It also remains unclear how much electricity is actually drawn in some places. Up to 30% of all private wallboxes are not reported to the network provider, at least according to the statement of the Federal Association of Energy and Water Management (BDEW). The network operators try to prevent a potential overload of the system by carrying out stress tests (source: Allgemeine Zeitung).

Slowdown in the energy transition

What is certain is that the energy crisis is extremely bad timing Has. Entrepreneurs and especially medium-sized companies have so far hardly been able to recover from the consequences of the corona pandemic. Because of the inflation, profits and savings from the summer run like sand through the fingers of founders and private individuals. The war between Ukraine and Russia and the resulting gas shortages, which in turn are driving up the price of energy, seem like a bad hoax for consumers already watching their spending. At the same time, there are no incentives for e-mobility: State subsidies for electric cars will drop at the beginning of 2023, and the purchase of plug-in hybrids will no longer be financially supported from December 31, 2022.

In short: who should pay for it? There is a lack of money and motivation for the energy transition. If not on the business side, then certainly on the consumer side. Buyers of an e-car no longer save much by doing without the combustion engine.

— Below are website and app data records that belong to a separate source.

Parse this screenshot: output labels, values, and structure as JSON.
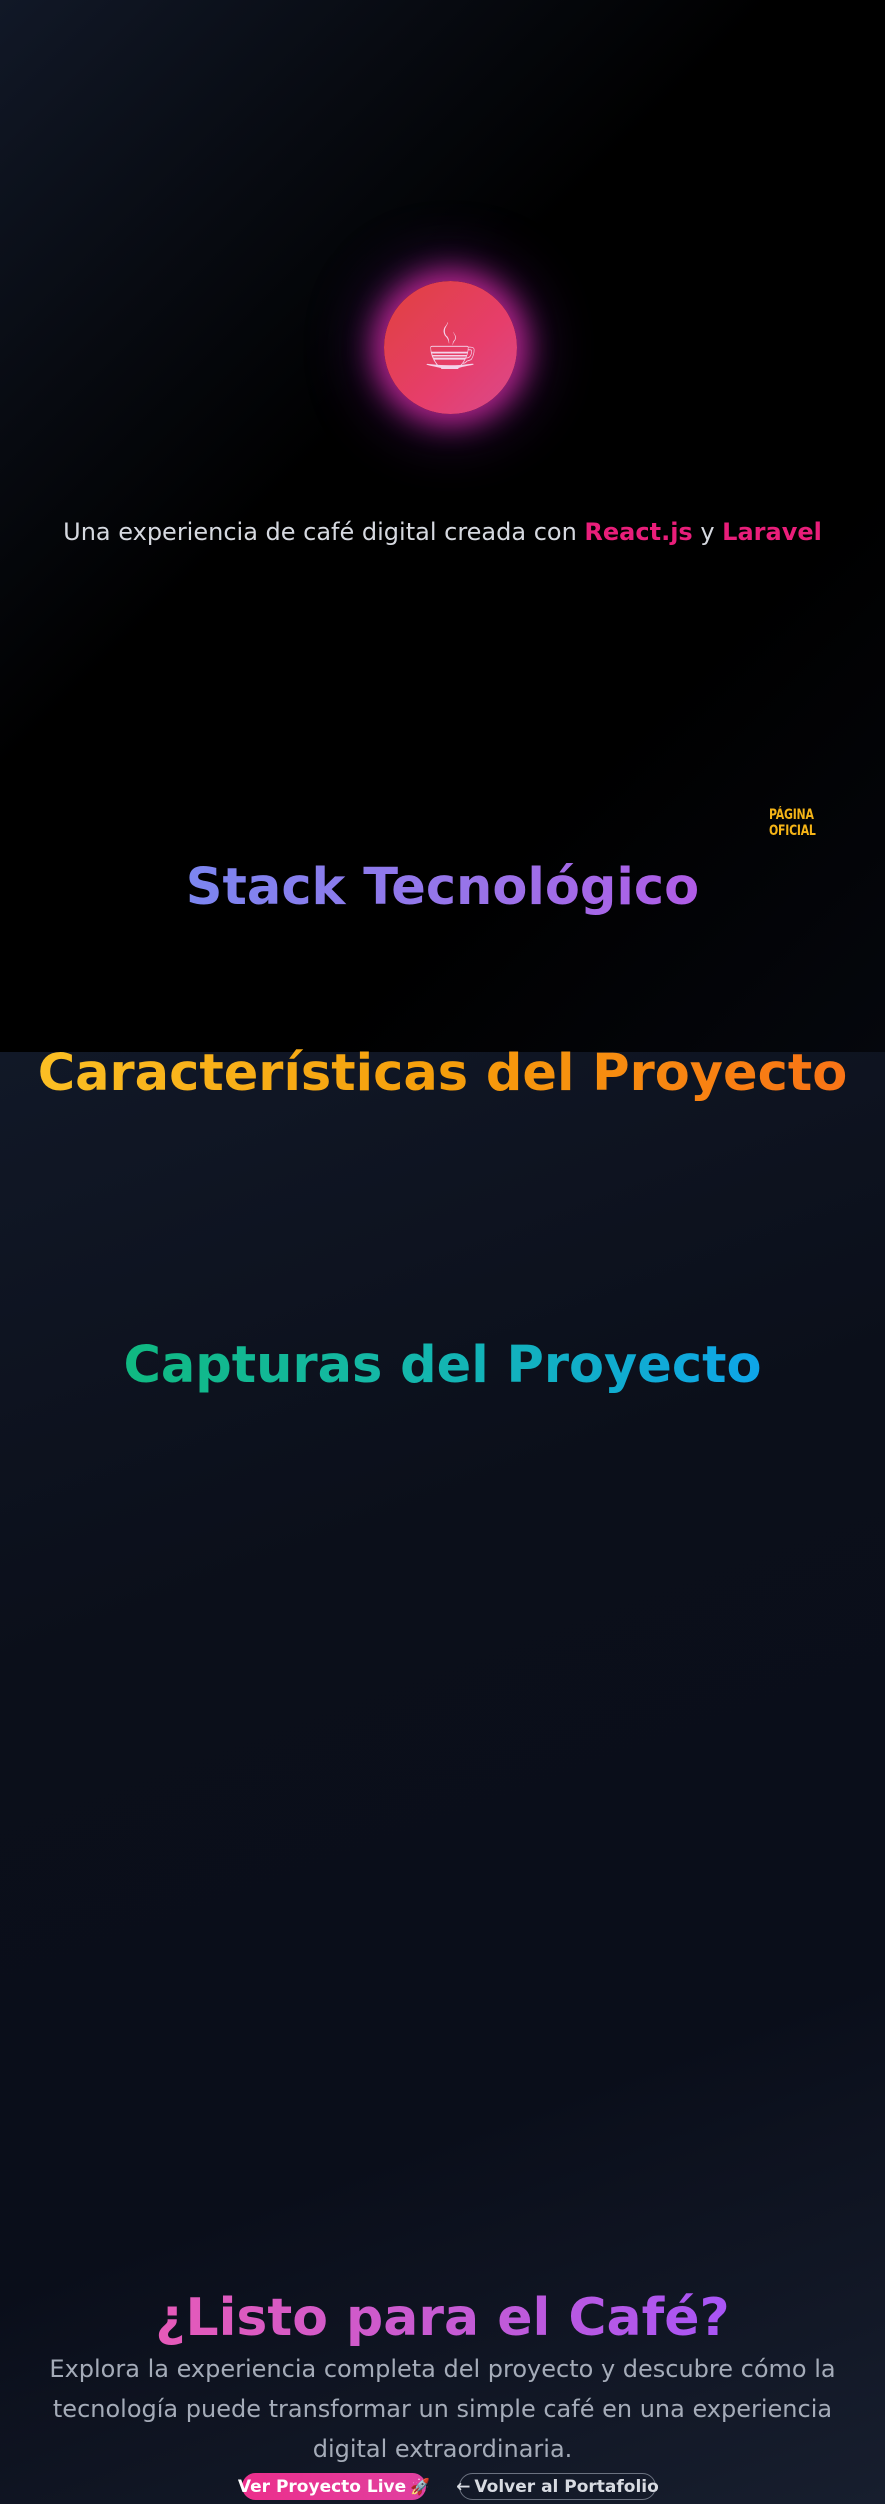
{
  "hero": {
    "icon": "☕",
    "icon_name": "coffee-cup-icon",
    "tagline_prefix": "Una experiencia de café digital creada con ",
    "tech_1": "React.js",
    "tagline_joiner": " y ",
    "tech_2": "Laravel",
    "badge": "PÁGINA OFICIAL"
  },
  "sections": {
    "stack_title": "Stack Tecnológico",
    "features_title": "Características del Proyecto",
    "screenshots_title": "Capturas del Proyecto"
  },
  "cta": {
    "title": "¿Listo para el Café?",
    "description": "Explora la experiencia completa del proyecto y descubre cómo la tecnología puede transformar un simple café en una experiencia digital extraordinaria.",
    "live_button": "Ver Proyecto Live",
    "live_icon": "🚀",
    "back_arrow": "←",
    "back_button": "Volver al Portafolio"
  },
  "colors": {
    "accent_pink": "#e91e7a",
    "badge_yellow": "#f5b417"
  }
}
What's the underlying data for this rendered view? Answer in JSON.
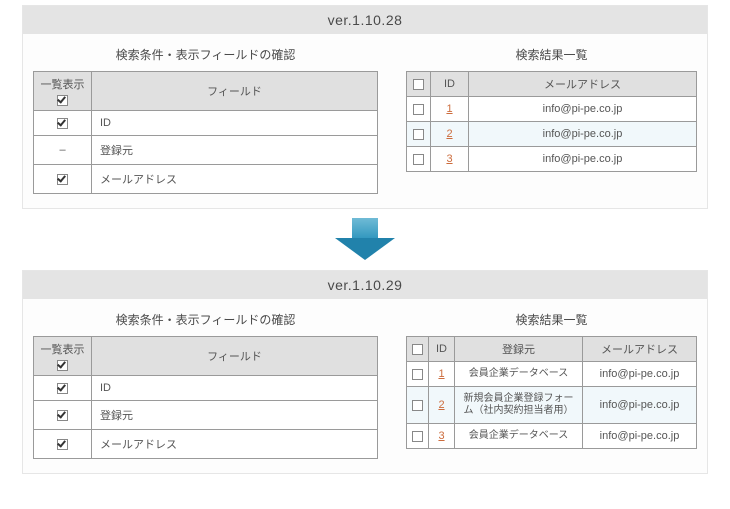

On the other hand, climate change is not even thinking about stopping on its own or giving decision-makers a break. Without the energy transition, things will look even more bleak. Since e-fuels and hydrogen are not real alternatives, electromobility is needed to meet climate targets. But for this to remain attractive even in the crisis, it takes ongoing promotion. Depending on how the government tackles this problem in the near future, Germany might even make it into the top 10 of the next ranking.